“Today, we are adding the ability for developers to retrieve edited Tweet metadata using the Twitter API v2. Please visit our blog post to learn more about this update.“
Unlike application change logs, more technical details are shared here. They also explain at length the changes they have made by directing them to the blog page. This looks more like a page created for developers.
More detailed explanations, blog posts, and technical information seem to satisfy those who want to reach more details.
Another changelog example of Twitter on the web 🖥
Changelog examples are shared under many topics at twitter.com/i/release_notes. So, this looks more like a page created for customers.
Updates and changes to communities, DMs, spaces, superfollows, Twitter Blue, and tweets are shared.
However, there is a problem: the date of the last shared changelog was January! This page deserves to be a little more updated. at least for users. 📅
Unusual announcements from Twitter’s CEO

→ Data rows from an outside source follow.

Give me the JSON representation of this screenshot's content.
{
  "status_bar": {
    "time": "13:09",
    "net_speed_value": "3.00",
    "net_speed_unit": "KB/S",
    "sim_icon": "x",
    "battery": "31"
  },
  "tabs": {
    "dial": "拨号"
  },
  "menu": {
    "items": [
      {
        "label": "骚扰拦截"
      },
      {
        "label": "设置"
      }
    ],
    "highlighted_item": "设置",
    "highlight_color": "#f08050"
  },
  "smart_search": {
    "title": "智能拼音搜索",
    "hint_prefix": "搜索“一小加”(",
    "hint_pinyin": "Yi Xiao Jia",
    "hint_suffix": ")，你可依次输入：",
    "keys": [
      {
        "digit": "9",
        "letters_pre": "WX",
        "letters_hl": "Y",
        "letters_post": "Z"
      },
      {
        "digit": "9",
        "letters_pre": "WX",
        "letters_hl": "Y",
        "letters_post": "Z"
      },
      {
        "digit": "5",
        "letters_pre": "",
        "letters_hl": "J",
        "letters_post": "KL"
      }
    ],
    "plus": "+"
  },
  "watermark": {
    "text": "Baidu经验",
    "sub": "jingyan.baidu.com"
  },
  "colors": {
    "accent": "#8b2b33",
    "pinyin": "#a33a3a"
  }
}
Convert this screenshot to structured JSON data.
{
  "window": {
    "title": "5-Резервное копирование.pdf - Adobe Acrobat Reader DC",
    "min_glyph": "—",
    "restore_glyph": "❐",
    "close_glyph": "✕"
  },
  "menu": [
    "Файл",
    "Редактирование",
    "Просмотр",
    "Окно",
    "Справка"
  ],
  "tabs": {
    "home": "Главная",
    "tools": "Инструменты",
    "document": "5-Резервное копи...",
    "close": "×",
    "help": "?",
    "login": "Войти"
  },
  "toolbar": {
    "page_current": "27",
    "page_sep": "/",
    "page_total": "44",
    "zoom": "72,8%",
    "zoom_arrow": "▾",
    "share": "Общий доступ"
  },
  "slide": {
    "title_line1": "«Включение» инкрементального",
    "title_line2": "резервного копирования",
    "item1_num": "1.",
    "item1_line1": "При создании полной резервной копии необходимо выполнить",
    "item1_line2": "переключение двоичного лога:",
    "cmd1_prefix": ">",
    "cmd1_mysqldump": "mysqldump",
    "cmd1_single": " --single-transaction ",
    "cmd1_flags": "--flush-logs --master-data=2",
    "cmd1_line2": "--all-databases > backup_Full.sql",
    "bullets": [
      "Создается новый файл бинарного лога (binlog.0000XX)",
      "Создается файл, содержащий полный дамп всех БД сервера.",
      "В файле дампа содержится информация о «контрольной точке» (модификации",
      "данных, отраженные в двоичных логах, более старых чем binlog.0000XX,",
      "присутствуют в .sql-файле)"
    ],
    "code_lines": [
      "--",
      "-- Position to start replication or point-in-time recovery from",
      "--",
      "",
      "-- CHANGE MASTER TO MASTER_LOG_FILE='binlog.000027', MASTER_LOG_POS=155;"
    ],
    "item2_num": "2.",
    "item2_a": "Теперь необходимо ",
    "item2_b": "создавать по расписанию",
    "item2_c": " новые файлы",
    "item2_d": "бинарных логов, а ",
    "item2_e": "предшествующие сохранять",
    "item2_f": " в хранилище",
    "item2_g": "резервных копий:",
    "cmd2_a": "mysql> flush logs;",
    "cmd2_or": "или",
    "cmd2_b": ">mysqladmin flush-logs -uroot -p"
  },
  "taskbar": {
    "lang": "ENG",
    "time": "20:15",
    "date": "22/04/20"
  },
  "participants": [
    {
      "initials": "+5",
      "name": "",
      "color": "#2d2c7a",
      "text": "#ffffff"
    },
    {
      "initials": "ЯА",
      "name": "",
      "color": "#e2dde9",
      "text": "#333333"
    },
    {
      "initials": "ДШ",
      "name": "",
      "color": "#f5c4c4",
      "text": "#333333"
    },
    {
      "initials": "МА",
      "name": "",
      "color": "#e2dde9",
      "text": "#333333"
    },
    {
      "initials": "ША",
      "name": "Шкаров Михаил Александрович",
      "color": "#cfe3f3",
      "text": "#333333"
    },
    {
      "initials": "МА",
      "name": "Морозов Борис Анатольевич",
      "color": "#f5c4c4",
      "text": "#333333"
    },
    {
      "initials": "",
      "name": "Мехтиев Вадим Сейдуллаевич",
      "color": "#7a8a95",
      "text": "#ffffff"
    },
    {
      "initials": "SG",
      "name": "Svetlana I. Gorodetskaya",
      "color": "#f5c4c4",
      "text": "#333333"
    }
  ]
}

Most of us have not seen the CEO of a company personally announce new features to be developed. This is unusual. Anyway, Elon Musk is not an ordinary CEO! Also, Twitter’s boss has said that the microblogging platform is serving 90 billion tweet impressions per day. Can you think of a better platform for changelogs?
Elon creates surveys for new features on his Twitter account, asks users for their opinions, and announces it on his account when the software team develops a new feature. This method can be useful for user interaction and feature adoption because, although I do not follow Elon Musk, many of his tweets appear in my Twitter feed thanks to the interaction he got.
Twitter used to share the changes made through its website, app stores, and Twitter accounts it had created for the changes. Unlike these, the changelogs shared by the CEO were also included in the game. This new method seems to have worked, judging by the interaction the tweets garnered. Moreover, I really like the language used!
As I said above, change logs are a great way for software and SaaS companies to track their progress and figure out their plans for the future.
Also, SaaS products that share changelogs through different channels can reach different groups of customers.
I think it is very helpful for companies to keep changelogs when they release both new features and updates, just as Twitter does through many channels. It helps companies keep users informed and is a great tool when updating your products.